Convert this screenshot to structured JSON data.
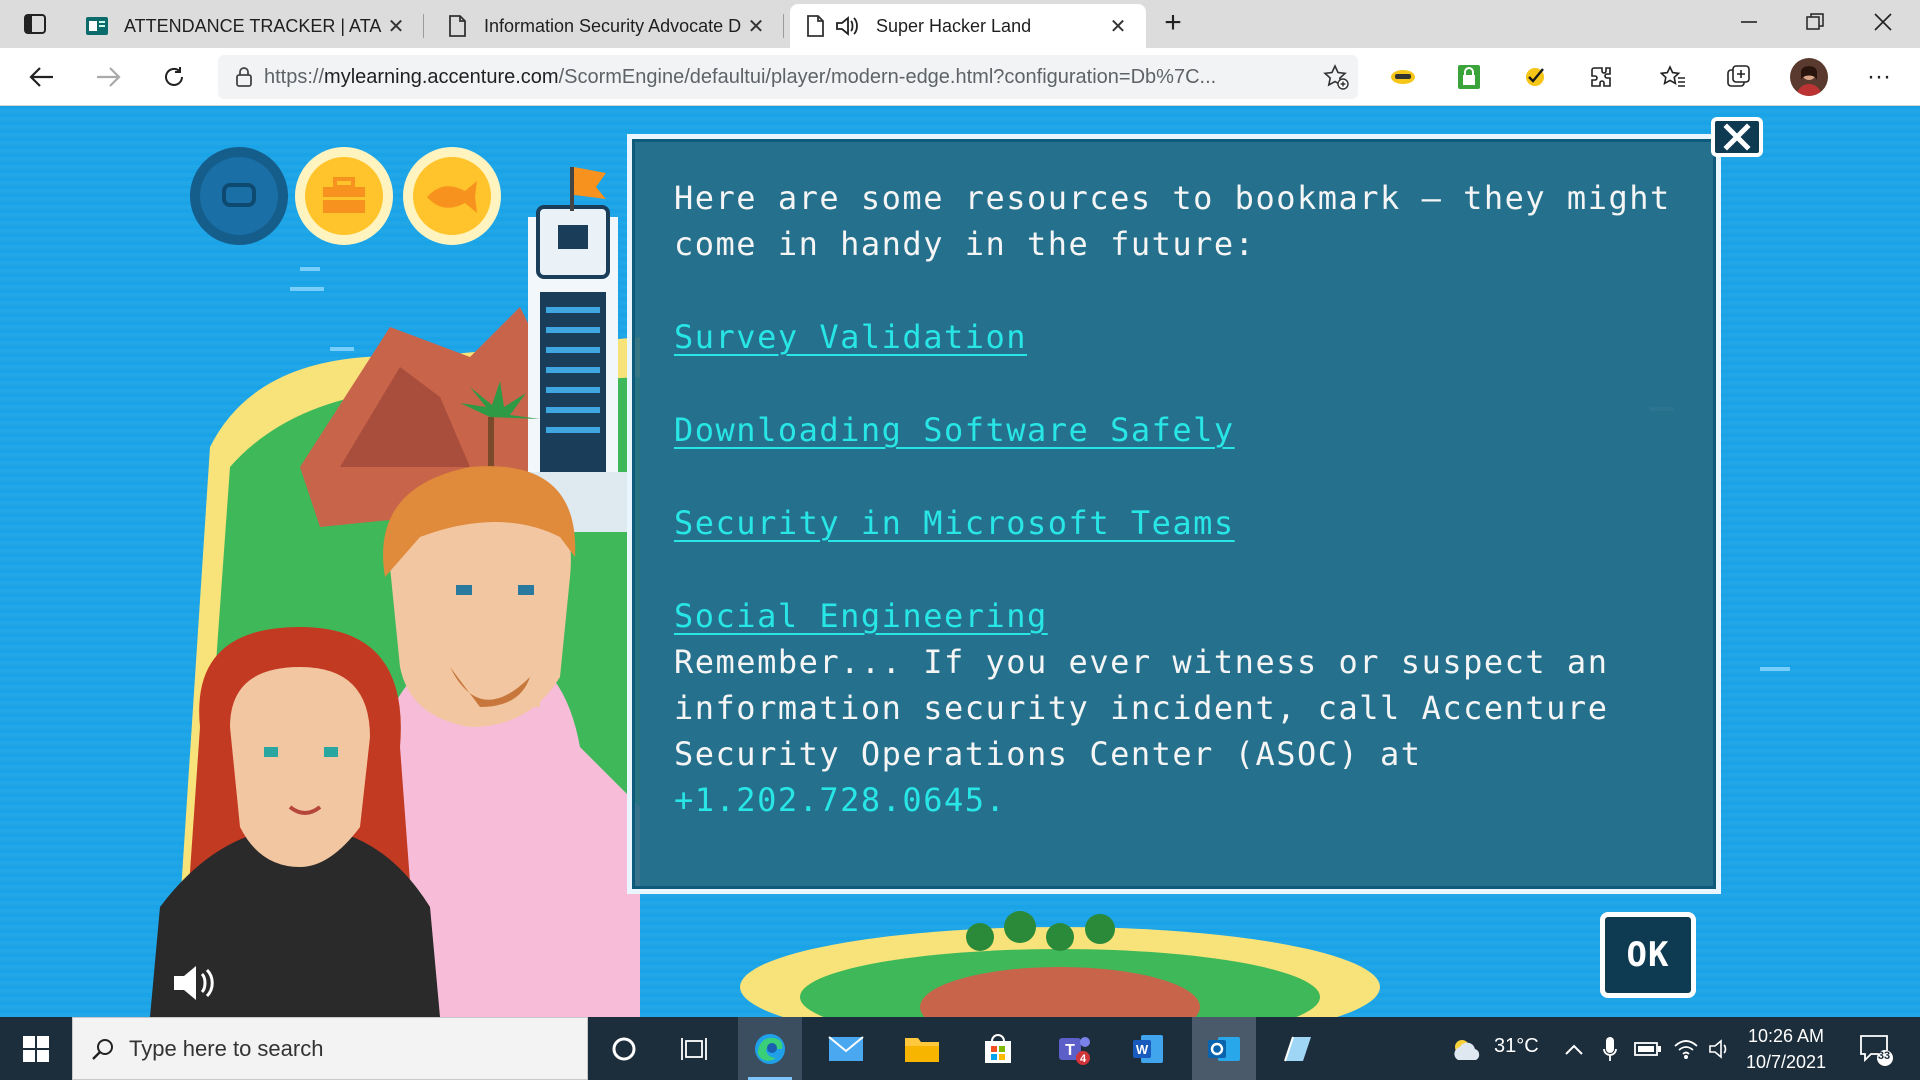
{
  "browser": {
    "tabs": [
      {
        "title": "ATTENDANCE TRACKER | ATAS S",
        "active": false,
        "icon": "forms-icon"
      },
      {
        "title": "Information Security Advocate D",
        "active": false,
        "icon": "page-icon"
      },
      {
        "title": "Super Hacker Land",
        "active": true,
        "icon": "page-icon"
      }
    ],
    "url_prefix": "https://",
    "url_host": "mylearning.accenture.com",
    "url_path": "/ScormEngine/defaultui/player/modern-edge.html?configuration=Db%7C...",
    "tab_close_glyph": "✕",
    "new_tab_glyph": "+",
    "menu_glyph": "···"
  },
  "dialog": {
    "intro": "Here are some resources to bookmark – they might come in handy in the future:",
    "links": [
      "Survey Validation",
      "Downloading Software Safely",
      "Security in Microsoft Teams",
      "Social Engineering"
    ],
    "remember_text": "Remember... If you ever witness or suspect an information security incident, call Accenture Security Operations Center (ASOC) at ",
    "phone": "+1.202.728.0645.",
    "ok_label": "OK"
  },
  "taskbar": {
    "search_placeholder": "Type here to search",
    "weather_temp": "31°C",
    "time": "10:26 AM",
    "date": "10/7/2021",
    "notification_count": "33"
  },
  "colors": {
    "link": "#28e6e6",
    "dialog_bg": "#266c86",
    "ocean": "#1aa3e6"
  }
}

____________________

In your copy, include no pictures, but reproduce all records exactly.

Convert this screenshot to structured JSON data.
{
  "browser": {
    "tabs": [
      {
        "title": "ATTENDANCE TRACKER | ATAS S",
        "active": false,
        "icon": "forms-icon"
      },
      {
        "title": "Information Security Advocate D",
        "active": false,
        "icon": "page-icon"
      },
      {
        "title": "Super Hacker Land",
        "active": true,
        "icon": "page-icon"
      }
    ],
    "url_prefix": "https://",
    "url_host": "mylearning.accenture.com",
    "url_path": "/ScormEngine/defaultui/player/modern-edge.html?configuration=Db%7C...",
    "tab_close_glyph": "✕",
    "new_tab_glyph": "+",
    "menu_glyph": "···"
  },
  "dialog": {
    "intro": "Here are some resources to bookmark – they might come in handy in the future:",
    "links": [
      "Survey Validation",
      "Downloading Software Safely",
      "Security in Microsoft Teams",
      "Social Engineering"
    ],
    "remember_text": "Remember... If you ever witness or suspect an information security incident, call Accenture Security Operations Center (ASOC) at ",
    "phone": "+1.202.728.0645.",
    "ok_label": "OK"
  },
  "taskbar": {
    "search_placeholder": "Type here to search",
    "weather_temp": "31°C",
    "time": "10:26 AM",
    "date": "10/7/2021",
    "notification_count": "33"
  },
  "colors": {
    "link": "#28e6e6",
    "dialog_bg": "#266c86",
    "ocean": "#1aa3e6"
  }
}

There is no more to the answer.